Start of RECORDS TO PROCESS

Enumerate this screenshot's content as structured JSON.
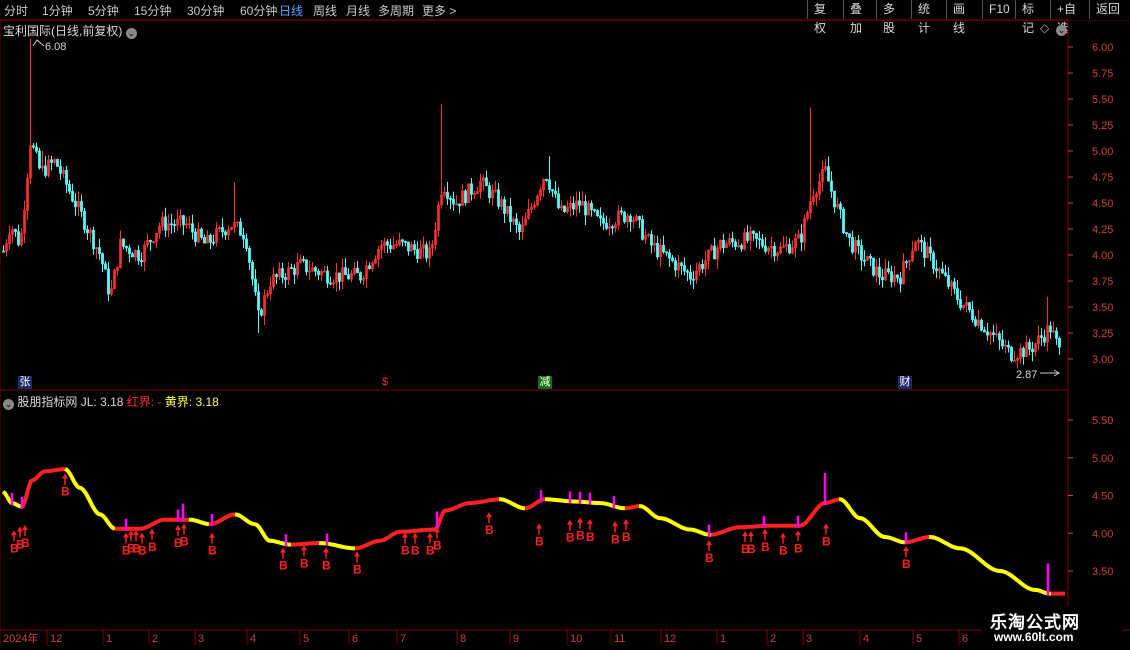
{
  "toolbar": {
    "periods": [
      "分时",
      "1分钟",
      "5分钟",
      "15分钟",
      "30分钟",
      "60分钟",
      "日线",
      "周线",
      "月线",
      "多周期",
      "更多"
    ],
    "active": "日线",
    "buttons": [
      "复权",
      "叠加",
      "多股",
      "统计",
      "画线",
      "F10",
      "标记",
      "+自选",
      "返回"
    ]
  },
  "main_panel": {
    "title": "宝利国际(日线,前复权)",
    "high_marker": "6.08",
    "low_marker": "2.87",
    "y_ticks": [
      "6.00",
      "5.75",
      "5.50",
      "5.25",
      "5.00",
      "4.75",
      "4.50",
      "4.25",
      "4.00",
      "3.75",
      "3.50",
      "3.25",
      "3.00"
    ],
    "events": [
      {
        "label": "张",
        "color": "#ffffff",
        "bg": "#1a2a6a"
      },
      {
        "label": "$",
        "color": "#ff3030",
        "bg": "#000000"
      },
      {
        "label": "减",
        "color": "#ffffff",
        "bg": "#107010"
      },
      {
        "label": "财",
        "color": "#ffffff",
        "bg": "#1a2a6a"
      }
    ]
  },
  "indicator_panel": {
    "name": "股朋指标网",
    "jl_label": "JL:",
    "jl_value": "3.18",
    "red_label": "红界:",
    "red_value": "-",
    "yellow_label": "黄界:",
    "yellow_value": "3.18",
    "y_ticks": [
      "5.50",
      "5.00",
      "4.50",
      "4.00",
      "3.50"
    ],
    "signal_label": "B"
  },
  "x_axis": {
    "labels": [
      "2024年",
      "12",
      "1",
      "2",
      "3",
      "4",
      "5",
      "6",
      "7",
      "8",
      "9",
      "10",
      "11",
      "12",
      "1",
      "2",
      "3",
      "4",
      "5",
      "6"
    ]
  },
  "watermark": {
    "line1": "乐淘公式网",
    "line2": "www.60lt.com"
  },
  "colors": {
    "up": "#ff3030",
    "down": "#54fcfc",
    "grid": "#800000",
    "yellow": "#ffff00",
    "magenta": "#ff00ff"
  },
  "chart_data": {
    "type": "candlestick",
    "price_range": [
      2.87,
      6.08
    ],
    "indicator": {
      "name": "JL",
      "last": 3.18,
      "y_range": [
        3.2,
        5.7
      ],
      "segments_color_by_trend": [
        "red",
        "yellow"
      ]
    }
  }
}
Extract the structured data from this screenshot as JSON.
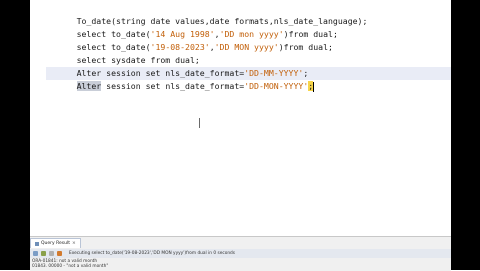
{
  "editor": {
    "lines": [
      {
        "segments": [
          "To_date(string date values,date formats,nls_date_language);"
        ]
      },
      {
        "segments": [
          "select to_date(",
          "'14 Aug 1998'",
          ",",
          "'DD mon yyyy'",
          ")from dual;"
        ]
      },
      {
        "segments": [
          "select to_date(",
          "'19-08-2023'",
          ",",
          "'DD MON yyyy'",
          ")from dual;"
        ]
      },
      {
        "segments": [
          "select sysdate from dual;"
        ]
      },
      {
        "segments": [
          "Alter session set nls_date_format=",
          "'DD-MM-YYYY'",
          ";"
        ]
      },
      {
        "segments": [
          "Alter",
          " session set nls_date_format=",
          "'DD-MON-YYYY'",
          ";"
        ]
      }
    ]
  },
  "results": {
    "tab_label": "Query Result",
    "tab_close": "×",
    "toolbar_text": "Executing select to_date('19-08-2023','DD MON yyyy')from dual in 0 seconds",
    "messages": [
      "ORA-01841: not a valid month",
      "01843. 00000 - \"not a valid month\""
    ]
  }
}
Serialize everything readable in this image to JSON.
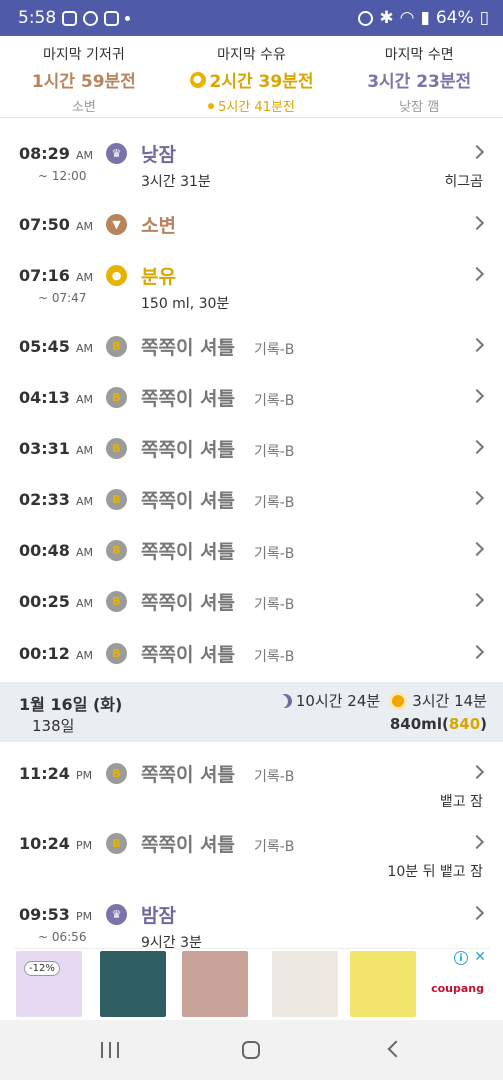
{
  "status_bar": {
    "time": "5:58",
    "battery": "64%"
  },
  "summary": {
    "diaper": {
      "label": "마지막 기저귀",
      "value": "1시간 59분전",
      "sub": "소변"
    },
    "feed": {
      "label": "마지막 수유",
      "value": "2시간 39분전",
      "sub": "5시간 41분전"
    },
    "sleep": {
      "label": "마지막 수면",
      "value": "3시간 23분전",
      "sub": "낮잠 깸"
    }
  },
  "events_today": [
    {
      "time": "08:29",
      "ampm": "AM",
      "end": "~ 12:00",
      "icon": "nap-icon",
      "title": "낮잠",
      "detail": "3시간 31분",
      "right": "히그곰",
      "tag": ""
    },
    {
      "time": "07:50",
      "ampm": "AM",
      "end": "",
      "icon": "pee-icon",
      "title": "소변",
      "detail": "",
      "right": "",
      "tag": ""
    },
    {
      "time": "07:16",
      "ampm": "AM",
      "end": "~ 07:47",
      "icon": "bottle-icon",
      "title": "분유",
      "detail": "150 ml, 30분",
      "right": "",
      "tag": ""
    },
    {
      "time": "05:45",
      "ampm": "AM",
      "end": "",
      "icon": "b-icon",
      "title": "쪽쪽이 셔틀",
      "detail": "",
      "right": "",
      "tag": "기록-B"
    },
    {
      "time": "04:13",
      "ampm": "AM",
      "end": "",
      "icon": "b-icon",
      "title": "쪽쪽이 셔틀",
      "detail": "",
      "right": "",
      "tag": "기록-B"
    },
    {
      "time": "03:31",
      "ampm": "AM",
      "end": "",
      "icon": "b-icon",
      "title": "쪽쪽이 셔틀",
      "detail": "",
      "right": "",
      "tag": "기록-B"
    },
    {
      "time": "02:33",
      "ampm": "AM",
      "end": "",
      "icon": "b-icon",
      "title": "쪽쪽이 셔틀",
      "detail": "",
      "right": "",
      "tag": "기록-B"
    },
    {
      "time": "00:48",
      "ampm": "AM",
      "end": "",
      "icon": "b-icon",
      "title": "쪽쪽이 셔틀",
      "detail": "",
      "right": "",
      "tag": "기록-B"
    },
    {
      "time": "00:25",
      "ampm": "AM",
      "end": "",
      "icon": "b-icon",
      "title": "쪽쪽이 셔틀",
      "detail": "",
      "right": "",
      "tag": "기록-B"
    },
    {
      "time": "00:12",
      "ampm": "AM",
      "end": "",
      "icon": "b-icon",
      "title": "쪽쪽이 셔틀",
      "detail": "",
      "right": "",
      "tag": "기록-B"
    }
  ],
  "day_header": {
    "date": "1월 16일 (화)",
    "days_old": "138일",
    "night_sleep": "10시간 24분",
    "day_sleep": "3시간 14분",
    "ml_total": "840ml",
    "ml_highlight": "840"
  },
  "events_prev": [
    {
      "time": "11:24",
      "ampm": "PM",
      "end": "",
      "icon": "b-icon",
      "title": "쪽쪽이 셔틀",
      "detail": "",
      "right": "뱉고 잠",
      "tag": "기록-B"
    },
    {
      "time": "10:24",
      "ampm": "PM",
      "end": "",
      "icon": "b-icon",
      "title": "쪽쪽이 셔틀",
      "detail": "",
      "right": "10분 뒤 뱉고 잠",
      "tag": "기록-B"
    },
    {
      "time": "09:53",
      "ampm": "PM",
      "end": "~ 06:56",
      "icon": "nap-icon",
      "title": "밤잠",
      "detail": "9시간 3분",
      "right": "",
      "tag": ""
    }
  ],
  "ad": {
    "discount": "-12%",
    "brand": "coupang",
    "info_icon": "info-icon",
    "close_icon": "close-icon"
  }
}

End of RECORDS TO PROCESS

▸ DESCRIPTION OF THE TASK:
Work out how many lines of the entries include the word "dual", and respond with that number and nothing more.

▸ FINISHED EXERCISE:
4